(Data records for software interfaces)

★ ★ ★ ★

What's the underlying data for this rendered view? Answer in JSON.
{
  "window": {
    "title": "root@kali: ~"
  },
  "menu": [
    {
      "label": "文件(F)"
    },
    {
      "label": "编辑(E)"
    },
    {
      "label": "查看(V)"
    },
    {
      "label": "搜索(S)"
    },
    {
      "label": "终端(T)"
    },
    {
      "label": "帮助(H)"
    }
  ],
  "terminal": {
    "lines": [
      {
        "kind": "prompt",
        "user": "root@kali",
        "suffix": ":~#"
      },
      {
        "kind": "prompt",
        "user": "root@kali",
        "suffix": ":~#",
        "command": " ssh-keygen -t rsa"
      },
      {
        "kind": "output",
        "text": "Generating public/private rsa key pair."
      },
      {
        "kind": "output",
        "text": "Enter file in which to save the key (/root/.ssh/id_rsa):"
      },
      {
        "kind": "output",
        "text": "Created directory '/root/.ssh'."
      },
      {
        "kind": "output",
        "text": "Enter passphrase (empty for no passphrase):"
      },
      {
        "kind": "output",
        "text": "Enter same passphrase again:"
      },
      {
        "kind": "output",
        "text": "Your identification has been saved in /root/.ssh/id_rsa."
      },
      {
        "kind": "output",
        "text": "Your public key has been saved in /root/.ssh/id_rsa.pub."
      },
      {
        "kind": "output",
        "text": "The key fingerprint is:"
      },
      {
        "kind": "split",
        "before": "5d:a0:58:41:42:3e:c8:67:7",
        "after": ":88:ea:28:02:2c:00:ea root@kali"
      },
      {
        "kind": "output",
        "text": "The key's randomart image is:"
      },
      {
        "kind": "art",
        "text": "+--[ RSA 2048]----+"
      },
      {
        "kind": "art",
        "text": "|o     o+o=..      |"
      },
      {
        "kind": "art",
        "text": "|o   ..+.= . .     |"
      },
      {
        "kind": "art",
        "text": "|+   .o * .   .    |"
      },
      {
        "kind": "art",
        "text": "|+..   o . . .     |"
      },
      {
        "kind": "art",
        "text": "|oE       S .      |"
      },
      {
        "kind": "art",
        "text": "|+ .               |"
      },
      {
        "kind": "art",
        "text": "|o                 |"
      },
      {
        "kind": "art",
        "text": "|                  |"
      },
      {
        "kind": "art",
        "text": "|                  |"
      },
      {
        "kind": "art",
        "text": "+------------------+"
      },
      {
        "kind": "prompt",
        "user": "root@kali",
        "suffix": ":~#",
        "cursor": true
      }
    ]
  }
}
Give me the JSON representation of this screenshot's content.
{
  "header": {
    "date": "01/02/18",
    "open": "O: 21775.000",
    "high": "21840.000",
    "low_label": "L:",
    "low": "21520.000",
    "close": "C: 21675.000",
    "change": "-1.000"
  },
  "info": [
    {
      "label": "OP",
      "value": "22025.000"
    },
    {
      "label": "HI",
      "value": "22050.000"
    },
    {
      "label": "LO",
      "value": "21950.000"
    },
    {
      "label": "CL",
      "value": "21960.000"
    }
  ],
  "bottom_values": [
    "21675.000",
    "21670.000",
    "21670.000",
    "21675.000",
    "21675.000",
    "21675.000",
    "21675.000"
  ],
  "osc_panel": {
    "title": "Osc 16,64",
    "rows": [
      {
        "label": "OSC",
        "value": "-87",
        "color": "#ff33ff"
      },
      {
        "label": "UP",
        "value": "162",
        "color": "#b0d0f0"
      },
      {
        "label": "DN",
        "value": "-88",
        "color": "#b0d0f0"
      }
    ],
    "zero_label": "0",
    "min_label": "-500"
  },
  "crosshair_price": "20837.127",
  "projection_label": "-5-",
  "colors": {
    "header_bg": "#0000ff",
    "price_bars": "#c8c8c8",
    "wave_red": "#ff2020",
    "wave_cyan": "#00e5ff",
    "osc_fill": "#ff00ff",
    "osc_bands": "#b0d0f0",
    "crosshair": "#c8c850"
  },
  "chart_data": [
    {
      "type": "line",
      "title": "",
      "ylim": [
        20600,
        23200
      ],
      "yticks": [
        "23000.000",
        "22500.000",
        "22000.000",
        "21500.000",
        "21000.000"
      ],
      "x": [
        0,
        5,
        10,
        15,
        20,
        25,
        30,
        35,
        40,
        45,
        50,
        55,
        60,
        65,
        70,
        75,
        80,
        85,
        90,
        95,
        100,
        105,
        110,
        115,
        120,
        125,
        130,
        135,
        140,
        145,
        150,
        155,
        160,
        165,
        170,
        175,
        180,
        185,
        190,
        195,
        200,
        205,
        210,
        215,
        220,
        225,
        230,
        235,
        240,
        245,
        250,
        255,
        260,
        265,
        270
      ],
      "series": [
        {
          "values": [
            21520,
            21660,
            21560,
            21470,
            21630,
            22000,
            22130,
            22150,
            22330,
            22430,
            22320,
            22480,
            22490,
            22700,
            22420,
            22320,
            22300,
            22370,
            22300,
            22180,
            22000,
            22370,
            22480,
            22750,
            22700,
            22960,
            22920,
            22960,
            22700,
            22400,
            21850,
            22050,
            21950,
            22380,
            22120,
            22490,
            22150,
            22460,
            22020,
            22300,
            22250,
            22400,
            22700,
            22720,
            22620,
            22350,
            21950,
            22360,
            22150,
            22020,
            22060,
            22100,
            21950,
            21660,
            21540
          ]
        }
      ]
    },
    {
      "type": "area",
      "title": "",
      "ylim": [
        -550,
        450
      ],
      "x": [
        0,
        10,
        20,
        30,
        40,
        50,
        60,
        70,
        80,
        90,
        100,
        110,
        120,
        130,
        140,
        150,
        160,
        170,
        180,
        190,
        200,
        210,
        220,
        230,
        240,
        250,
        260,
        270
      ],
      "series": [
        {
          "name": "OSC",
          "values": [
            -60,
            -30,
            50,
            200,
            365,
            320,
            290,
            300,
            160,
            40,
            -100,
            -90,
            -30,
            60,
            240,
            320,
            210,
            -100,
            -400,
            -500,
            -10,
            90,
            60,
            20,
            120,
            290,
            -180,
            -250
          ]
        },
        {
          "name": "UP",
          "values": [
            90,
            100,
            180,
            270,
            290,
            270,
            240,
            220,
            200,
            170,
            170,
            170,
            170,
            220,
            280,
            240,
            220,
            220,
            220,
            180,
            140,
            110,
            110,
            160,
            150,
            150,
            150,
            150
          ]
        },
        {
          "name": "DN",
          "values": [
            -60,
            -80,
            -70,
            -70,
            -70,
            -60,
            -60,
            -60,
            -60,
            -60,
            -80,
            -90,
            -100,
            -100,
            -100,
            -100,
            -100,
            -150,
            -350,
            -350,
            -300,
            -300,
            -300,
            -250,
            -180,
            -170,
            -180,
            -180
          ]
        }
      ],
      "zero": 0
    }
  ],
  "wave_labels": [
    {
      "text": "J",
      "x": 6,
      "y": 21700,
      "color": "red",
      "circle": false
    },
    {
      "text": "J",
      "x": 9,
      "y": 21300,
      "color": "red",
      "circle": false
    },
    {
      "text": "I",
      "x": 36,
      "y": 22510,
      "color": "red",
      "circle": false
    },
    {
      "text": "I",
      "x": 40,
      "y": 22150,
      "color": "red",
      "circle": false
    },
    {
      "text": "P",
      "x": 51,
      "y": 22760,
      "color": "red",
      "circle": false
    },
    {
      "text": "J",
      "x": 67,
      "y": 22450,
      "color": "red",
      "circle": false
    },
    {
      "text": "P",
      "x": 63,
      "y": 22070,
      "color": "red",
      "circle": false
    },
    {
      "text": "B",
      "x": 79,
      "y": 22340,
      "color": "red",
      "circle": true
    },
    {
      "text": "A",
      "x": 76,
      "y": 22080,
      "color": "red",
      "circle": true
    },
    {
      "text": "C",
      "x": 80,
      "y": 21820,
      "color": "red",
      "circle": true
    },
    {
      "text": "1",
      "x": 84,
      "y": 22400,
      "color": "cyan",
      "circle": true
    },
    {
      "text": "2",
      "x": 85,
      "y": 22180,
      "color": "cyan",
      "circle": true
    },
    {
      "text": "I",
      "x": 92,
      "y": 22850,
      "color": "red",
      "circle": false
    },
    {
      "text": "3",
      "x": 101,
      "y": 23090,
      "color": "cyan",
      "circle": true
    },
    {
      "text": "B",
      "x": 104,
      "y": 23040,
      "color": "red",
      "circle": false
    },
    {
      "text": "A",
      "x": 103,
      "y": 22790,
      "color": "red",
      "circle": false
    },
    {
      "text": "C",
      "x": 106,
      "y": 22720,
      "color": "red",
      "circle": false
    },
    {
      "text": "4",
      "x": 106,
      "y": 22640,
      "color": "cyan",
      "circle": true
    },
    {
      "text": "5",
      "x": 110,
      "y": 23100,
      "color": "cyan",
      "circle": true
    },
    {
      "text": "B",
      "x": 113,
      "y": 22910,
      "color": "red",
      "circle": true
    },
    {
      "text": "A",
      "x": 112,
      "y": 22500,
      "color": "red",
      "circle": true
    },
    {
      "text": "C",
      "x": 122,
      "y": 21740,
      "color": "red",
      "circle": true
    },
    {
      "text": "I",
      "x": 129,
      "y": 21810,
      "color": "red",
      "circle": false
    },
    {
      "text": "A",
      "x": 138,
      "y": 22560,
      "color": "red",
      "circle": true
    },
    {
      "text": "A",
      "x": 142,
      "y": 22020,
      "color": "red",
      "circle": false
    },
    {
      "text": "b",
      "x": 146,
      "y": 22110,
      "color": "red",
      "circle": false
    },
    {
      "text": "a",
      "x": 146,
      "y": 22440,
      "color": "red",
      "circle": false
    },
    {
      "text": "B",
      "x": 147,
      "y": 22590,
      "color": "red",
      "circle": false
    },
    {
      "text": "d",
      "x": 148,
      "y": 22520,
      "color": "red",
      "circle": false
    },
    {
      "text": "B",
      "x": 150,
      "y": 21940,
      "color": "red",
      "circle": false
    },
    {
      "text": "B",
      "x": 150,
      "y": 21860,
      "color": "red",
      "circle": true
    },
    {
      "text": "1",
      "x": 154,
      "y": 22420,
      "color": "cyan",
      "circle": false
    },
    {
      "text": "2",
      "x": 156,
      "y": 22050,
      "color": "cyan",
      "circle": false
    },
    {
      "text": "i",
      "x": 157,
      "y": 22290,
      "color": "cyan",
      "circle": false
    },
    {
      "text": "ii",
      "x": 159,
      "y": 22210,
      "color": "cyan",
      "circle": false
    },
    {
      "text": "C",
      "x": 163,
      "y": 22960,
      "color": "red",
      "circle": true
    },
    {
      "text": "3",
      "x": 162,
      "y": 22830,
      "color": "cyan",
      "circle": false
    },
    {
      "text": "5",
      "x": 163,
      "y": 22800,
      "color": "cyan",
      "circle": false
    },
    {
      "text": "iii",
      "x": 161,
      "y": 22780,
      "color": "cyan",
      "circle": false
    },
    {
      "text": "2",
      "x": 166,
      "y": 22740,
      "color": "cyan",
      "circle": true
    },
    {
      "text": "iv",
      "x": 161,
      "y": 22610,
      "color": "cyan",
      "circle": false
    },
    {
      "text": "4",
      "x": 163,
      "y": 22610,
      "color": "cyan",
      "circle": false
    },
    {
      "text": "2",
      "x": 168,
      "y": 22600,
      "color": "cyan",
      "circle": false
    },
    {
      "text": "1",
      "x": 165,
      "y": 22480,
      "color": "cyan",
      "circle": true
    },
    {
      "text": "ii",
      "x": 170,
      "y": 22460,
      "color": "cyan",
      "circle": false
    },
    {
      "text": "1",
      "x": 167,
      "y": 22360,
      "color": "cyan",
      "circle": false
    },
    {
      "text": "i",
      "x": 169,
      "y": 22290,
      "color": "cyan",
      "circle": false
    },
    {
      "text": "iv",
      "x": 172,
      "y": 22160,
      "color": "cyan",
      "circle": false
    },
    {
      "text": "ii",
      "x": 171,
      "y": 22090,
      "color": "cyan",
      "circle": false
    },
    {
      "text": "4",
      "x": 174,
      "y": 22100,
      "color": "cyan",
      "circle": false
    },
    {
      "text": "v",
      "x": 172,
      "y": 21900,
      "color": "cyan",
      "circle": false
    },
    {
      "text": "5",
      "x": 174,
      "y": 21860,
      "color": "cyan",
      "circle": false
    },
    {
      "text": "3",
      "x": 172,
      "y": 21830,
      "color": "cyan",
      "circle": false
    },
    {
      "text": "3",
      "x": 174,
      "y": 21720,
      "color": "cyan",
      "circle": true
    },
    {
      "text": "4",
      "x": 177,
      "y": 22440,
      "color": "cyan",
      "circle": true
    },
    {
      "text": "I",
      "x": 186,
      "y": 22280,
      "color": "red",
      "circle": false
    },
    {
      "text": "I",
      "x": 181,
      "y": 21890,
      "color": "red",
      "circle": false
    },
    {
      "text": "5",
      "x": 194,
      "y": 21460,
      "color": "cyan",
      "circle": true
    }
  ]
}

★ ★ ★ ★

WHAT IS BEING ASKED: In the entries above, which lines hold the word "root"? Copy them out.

EXERCISE RESPONSE:
    "title": "root@kali: ~"
        "user": "root@kali",
        "user": "root@kali",
        "text": "Enter file in which to save the key (/root/.ssh/id_rsa):"
        "text": "Created directory '/root/.ssh'."
        "text": "Your identification has been saved in /root/.ssh/id_rsa."
        "text": "Your public key has been saved in /root/.ssh/id_rsa.pub."
        "after": ":88:ea:28:02:2c:00:ea root@kali"
        "user": "root@kali",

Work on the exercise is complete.